I am doing yoga again, for the first time in eighteen months.
This also, is part of re-entering the world.
You know, all this time, I’ve been going to witchcamp, been doing the personal work, been trying to face the shadow, be fearless, act “as-if”…
All this time, I’ve been hearing my teachers and my beloved friends, even, tell me to listen to what that body knows.
But I had lost mine, in a very real way. Now I am found,again, found my way back -- out of pain, out ofthe simple back-injury fear of picking up a sock, of holding my kid’s hand and being tugged too hard… this sounds too melodramatic. I don’t even want to write this down.
But I am sitting down now, with my laptop on my lap and my body has the fluid, relaxed electricity that only yoga has ever brought me, and I remembered, as I worked my spine through cat-cow, as I pivoted my hips through downward dog, that the nagging feeling of instability that I’ve been feeling, even as so much has been going right, is that I haven’t had my body to depend on. I remember this, because I have it again. Now. Fluid and electric.
Last year, when I had the story of Baba Yaga to guide me through the work of living and writing my way out of shadow, I had an actual this-many-pages-written-down story. A clear and concise rendering of the myth by Clarissa Pinkola Estés, includingan interpretation of the themes at the end, from her wonderful archetypal tome, Women Who Run with the Wolves.
This time, with the Legend of Rhiannon, there is no such short work. There is The Mabinogian, which is far from clear, and The Mabinogian Tetralogy, beautiful but long…

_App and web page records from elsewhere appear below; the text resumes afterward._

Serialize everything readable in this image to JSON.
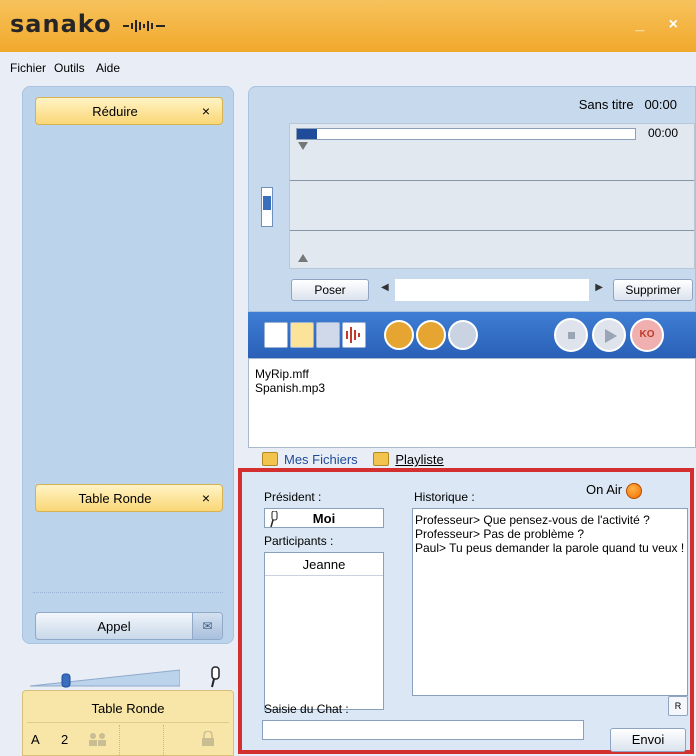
{
  "app": {
    "logo": "sanako",
    "window_controls": "_ ×"
  },
  "menu": {
    "items": [
      "Fichier",
      "Outils",
      "Aide"
    ]
  },
  "left": {
    "reduire_label": "Réduire",
    "table_ronde_label": "Table Ronde",
    "close_glyph": "×",
    "appel_label": "Appel",
    "mail_glyph": "✉",
    "box_title": "Table Ronde",
    "box_letter": "A",
    "box_count": "2"
  },
  "player": {
    "title": "Sans titre",
    "time_top": "00:00",
    "time_progress": "00:00",
    "poser_label": "Poser",
    "supprimer_label": "Supprimer",
    "record_label": "KO"
  },
  "files": {
    "items": [
      "MyRip.mff",
      "Spanish.mp3"
    ],
    "tab_mes": "Mes Fichiers",
    "tab_play": "Playliste"
  },
  "chat": {
    "president_label": "Président :",
    "president_name": "Moi",
    "participants_label": "Participants :",
    "participants": [
      "Jeanne"
    ],
    "historique_label": "Historique :",
    "on_air": "On Air",
    "history": [
      "Professeur> Que pensez-vous de l'activité ?",
      "Professeur> Pas de problème ?",
      "Paul> Tu peus demander la parole quand tu veux !"
    ],
    "saisie_label": "Saisie du Chat :",
    "input_value": "",
    "envoi_label": "Envoi",
    "rec_icon_label": "R"
  },
  "colors": {
    "accent": "#f1a92c",
    "highlight_border": "#d32f2f",
    "toolbar": "#2a60b7"
  }
}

I have been wading through this story this year, not flowing with a sense of the whole, but sticking to images in it, like boots in deep mud: the image of Rhiannon riding slowly and effortlessly, but uncatchable until her love Pwyll uses the power of the word. The image of Pwyll, meeting her before that, when she sits by the well, bathed in golden light, orbited by her three birds, and instills in him the hope he needs to navigate despair and prevail over the forces of darkness.
The image of her hands, smeared with puppy blood.

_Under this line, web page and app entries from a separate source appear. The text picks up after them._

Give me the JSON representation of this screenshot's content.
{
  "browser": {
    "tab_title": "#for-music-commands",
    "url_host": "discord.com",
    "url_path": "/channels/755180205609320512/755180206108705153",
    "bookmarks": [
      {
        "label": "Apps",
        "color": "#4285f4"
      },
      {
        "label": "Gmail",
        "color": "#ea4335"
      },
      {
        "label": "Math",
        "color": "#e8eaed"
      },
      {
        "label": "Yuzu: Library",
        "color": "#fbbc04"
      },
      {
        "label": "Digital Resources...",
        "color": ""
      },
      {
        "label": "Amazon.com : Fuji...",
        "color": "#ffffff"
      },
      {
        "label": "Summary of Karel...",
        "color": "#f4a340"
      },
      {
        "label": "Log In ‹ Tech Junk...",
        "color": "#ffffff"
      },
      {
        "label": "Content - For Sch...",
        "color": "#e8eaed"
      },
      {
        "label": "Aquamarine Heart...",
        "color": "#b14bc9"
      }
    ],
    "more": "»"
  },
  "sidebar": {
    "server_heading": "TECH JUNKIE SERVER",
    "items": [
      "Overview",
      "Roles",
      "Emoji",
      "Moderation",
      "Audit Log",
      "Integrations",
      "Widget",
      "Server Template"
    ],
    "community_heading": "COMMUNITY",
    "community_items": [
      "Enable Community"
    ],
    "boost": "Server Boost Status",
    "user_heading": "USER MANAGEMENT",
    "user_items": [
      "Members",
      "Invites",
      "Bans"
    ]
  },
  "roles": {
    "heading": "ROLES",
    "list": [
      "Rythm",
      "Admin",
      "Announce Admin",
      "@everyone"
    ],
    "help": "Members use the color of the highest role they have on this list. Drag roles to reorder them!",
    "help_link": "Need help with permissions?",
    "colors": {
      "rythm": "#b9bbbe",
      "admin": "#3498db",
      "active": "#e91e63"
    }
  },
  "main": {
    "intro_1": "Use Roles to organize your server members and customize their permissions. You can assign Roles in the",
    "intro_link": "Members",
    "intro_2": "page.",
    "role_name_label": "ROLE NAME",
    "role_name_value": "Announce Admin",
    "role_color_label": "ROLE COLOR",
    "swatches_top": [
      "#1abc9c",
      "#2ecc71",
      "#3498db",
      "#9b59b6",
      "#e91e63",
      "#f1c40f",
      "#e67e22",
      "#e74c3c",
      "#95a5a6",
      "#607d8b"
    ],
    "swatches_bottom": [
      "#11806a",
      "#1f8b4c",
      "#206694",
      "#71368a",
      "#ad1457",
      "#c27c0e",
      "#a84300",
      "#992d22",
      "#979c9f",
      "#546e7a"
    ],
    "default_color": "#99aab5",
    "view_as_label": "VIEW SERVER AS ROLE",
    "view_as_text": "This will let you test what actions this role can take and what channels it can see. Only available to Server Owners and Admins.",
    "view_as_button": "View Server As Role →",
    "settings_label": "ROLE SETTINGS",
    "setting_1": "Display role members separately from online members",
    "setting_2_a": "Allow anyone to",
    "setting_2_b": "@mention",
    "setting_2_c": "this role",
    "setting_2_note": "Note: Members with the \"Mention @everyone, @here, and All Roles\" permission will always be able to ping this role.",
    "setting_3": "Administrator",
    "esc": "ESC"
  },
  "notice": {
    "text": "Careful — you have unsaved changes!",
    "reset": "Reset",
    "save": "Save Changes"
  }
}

This is no easy story. It is asking such striving of me. So much more effort.
Why is this body such effort?
Why is this story so elusive and beautiful at the same time?

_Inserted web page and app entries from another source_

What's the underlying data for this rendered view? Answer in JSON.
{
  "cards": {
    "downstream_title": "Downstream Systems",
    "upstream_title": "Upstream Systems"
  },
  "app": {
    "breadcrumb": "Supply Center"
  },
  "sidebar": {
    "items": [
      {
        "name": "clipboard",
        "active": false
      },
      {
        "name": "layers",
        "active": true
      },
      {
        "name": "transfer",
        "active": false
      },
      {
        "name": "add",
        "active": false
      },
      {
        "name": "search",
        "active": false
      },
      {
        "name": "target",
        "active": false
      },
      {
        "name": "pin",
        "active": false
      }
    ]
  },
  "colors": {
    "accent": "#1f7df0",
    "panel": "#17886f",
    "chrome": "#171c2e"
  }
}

Only two days ago did I begin to get my hands on the larger themes that were handed to me with last year’s Baba Yaga myth. Only two days ago did I get that this story is about the choice to incarnate, and to take all that comes with being in a body, in this world, with all the suffering and limit and electric, distracting pleasure that it offers.
Now. As I am returning to my breath. To my spine. To the cat cow, the downward dog, the ritual of it all, candles lit, music without words, breath the connection between what was and what will be.